The traveler has a choice between fasting and breaking the fast, regardless of the length of the journey: whether the journey is an emergency, for Hajj, to visit relatives, for business, or if he, the believer, is a frequent traveler like airplane pilots, bus and truck drivers, train engineers, or ship captains. As for cab drivers, if the weather is hot, they may change their working hours to nighttime until the weather is cooler. There is one condition: that they are not intending their journey as a masquerade and trick to avoid fasting. If that is the intent, breaking the fast is prohibited and fasting becomes mandatory upon him during the journey.
Allah (SWT) states: "But if anyone is ill or on a journey (the prescribed period should be made up) by days later. Allah intends every facility for you; He does not want to put you in difficulties..." (Al-Qur'an, 2:185) Allah repeated this verse twice to underscore the fact that it is not abrogated with the general command to fast.
The above verse has considered the hardship encountered on a journey as equal to hardship in sickness, and thus allows those faced with either condition not to fast. Perhaps the reason can be found in the very meaning of the Arabic word safar, which implies exposing oneself during a journey to elements of hardship in transportation, food, time and climate changes, and of cultural shocks of all sorts, or just general wear and tear.
Even in this age of jets and supersonic air travel, traveling poses a danger to the sojourner. Because of this possibility, the Lawgiver has permitted the traveler to eat, so fasting does not add to his already difficult situation. This is why the Messenger of Allah (saas) has been reported as saying, "The journey is a type of punishment." He or she, however, would have to make up the day. The permission to not fast during a journey is the same as if a person decides to fast while on a journey, he can do so and the fast is valid.
Type of Journey
The journey that may entail fast-breaking is the one that falls in the category of shortened prayers (Qasr), and the period of breakage is the period in which one can shorten the prayer.
What is Better, Fasting or Breaking?
In analyzing the case of the traveler, many scholars said the best, in this case, is what is easiest for the traveler (al-ashal), regarding fasting or not fasting, if they are equal for him, the best thing is to fast, for the following reasons:
This was the preference of the Prophet (saas) as related by Abi Darda (raa), who said: "We journeyed with the Prophet (saas) during Ramadan when it was an extremely hot (season). Some of us shaded ourselves with our hands, because of the extreme heat. No one was fasting among us except the Prophet and Abdullah bin Abi Rawahah. The Prophet broke his fast in consideration for his companions when he knew that the fast was getting the best of the companions and bringing on them an unnecessary hardship." (Muslim)

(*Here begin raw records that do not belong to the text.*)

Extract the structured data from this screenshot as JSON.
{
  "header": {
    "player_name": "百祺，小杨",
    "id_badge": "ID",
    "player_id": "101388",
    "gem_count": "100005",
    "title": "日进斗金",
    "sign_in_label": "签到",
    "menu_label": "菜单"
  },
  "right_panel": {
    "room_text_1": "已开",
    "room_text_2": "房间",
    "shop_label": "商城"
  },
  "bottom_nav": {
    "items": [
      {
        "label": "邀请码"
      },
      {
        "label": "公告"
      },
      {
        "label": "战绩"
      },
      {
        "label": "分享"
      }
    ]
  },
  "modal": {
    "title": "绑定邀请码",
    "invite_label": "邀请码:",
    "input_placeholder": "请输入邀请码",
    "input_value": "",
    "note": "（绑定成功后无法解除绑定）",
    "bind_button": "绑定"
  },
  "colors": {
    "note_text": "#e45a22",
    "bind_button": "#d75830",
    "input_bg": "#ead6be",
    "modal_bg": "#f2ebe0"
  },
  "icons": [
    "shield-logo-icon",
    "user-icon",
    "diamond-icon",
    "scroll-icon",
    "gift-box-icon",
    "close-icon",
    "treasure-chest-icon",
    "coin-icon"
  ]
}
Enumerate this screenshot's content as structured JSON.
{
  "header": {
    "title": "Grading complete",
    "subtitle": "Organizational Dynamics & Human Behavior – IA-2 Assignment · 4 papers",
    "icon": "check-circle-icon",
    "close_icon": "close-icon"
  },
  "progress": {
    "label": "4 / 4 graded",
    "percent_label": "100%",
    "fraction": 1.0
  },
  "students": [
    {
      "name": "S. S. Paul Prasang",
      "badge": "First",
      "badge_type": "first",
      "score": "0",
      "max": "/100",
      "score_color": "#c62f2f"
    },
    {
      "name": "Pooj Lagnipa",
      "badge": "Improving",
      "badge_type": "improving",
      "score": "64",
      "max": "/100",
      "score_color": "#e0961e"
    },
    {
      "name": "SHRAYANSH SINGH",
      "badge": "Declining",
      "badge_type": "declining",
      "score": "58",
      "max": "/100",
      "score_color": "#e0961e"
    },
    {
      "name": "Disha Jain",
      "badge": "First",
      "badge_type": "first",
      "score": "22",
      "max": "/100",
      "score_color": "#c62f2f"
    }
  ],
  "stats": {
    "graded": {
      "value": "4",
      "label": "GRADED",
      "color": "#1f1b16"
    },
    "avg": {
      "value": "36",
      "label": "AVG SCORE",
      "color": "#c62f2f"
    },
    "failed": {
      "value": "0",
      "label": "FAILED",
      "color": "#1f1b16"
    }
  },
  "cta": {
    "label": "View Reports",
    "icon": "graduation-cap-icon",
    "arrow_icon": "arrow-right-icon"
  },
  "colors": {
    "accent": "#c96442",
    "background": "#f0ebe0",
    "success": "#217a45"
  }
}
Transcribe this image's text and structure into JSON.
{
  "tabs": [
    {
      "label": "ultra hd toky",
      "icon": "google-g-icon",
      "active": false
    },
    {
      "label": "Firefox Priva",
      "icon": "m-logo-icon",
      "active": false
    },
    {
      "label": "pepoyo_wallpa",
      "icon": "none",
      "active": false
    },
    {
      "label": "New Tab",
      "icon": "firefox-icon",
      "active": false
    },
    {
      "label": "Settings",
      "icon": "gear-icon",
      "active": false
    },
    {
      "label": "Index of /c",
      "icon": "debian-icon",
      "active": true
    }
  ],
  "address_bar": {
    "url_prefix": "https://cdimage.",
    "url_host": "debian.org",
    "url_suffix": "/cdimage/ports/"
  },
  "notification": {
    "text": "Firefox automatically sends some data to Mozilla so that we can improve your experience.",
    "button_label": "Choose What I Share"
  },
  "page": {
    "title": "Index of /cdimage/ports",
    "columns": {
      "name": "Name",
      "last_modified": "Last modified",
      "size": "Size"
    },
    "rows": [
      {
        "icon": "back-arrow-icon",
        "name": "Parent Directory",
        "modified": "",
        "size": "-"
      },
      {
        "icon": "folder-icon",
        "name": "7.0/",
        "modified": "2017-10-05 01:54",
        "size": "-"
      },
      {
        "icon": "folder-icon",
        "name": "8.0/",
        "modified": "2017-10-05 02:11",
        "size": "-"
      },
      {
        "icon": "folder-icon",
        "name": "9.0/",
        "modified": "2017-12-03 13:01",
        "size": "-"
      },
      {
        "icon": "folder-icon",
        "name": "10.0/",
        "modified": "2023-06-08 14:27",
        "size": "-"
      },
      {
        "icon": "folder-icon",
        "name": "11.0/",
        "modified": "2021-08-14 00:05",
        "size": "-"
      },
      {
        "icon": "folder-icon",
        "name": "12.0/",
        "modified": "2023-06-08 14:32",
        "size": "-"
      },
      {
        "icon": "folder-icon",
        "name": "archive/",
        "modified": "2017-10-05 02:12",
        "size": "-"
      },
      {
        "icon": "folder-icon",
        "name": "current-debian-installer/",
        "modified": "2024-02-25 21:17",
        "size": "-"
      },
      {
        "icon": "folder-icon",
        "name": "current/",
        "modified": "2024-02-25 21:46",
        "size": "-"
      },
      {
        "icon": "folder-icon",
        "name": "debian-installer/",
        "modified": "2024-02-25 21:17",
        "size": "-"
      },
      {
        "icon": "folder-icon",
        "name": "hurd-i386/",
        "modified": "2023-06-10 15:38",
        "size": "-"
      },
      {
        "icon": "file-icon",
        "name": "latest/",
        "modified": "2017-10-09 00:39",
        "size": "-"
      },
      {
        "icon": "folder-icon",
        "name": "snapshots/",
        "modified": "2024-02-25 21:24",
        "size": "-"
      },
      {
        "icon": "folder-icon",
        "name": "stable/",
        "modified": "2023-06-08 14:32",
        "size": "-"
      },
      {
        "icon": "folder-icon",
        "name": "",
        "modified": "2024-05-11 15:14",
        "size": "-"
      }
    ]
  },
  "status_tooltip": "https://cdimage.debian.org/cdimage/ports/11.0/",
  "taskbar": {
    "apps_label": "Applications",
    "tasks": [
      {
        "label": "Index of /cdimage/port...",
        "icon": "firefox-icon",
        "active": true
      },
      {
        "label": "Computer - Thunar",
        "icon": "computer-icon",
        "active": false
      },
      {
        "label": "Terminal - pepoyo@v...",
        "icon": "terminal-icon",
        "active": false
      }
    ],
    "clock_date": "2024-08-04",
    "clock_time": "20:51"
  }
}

In another hadith reported by Jabir Bin Abdullah (raa): "When the Prophet (saas) journeyed to Makkah, in the year of victory, he fasted until he reached a place known as Kara'ah Al-Ghamin. He was informed that the companions who were fasting were having difficulty with the fast. So, they were waiting to see what he would do. The Prophet (saas) then requested a goblet full of water after Asr prayer and drank it while everyone was looking." (Reported by Muslim)
This hadith indicates how fasting is better during a journey unless there is unreasonable hardship.
Another reason why fasting is better is that it helps to meet the obligation of fast without any delay. For you do not know when death or sickness may come; besides, it is easier to fast when all the believers are fasting at the same time. This is why they say that the difficult obligations, when done with other Muslims, become easier. It is easier to fast the whole month of Ramadan; whereas, when a person misses one day of Ramadan, he may put off redeeming his fast until Sha'aban, one month before the next Ramadan.
If fasting is difficult for him during a journey, the traveler should break his fast. In the previous hadith reported by Jabir (raa), when the Prophet broke this fast because of the difficulty of the believers, he was told that some people insisted on fasting. The Prophet (saas) said, "they are rebels, they are rebels." (Muslim)
In another hadith by Jabir bin Abdullah (raa) said: "During one of the Prophet's journeys, he saw a heavy crowd around a man who was being shaded. The Prophet (saas) inquired, `What is this? They said `He is faster.' The Prophet (saas), said: `It is not righteousness to fast during a journey.'" (Muslim/Bukhari)